To get enough meaningful data for such a rare disease Hugo will work with Dr Tessa Dekker, who is building a team of international collaborators to integrate a large set of LHON MRI data. Data will be shared by teams in the UK and Beijing, where collaborators Dr Junqing Wang and Professor Shihui Wei have been collecting key LHON MRI scans.
Hugo will be able to use this information to understand the dynamic changes in the neurones and address questions of possible repair mechanisms.
Hugo will also aim to create MRI-based tests of visual cortex function – how the brain is recognising light from the eye – in LHON patients over time. This would be a powerful tool to use in measuring the effectiveness of any future clinical trials for novel LHON therapies.
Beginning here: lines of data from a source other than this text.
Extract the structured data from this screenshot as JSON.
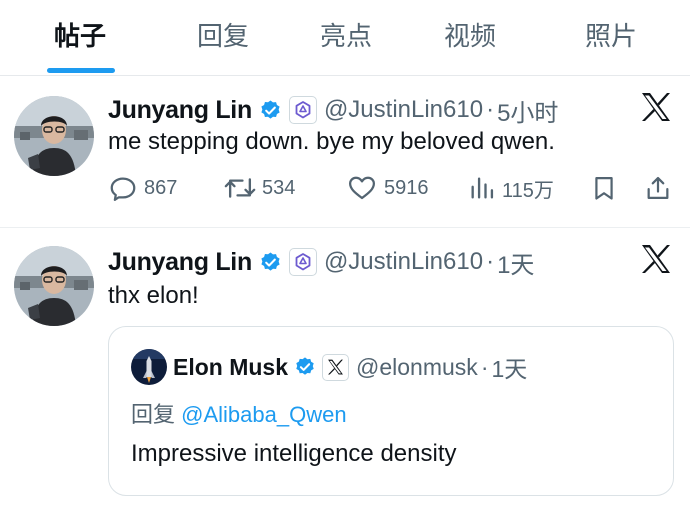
{
  "tabs": [
    {
      "label": "帖子",
      "active": true
    },
    {
      "label": "回复"
    },
    {
      "label": "亮点"
    },
    {
      "label": "视频"
    },
    {
      "label": "照片"
    }
  ],
  "colors": {
    "accent": "#1d9bf0",
    "secondary_text": "#536471",
    "verified": "#1d9bf0"
  },
  "tweets": [
    {
      "name": "Junyang Lin",
      "handle": "@JustinLin610",
      "sep": "·",
      "time": "5小时",
      "text": "me stepping down. bye my beloved qwen.",
      "replies": "867",
      "retweets": "534",
      "likes": "5916",
      "views": "115万"
    },
    {
      "name": "Junyang Lin",
      "handle": "@JustinLin610",
      "sep": "·",
      "time": "1天",
      "text": "thx elon!",
      "quote": {
        "name": "Elon Musk",
        "handle": "@elonmusk",
        "sep": "·",
        "time": "1天",
        "reply_prefix": "回复 ",
        "reply_to": "@Alibaba_Qwen",
        "text": "Impressive intelligence density"
      }
    }
  ]
}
This PhD studentship will not only train new academic talent in innovative ophthalmic neuroimaging research, but also generate a significant LHON MRI dataset. Furthermore, it will help establish Moorfields Eye Hospital and UCL Institute of Ophthalmology as a hub for LHON MRI research. The findings from the project aim therefore support greater understanding of the relationship between neural changes and loss of vision in children with LHON.
By employing such a collaborative approach and cutting-edge methodologies, the team will be able to investigate the nature of neural tissue loss directly in LHON patients. This would offer an innovative new visual cortex function test for LHON, thereby paving the way to accurately assess future clinical trials.
Dr Tessa Dekker
Genetics/inherited eye disorders, neuro-ophthalmology/optic neuropathies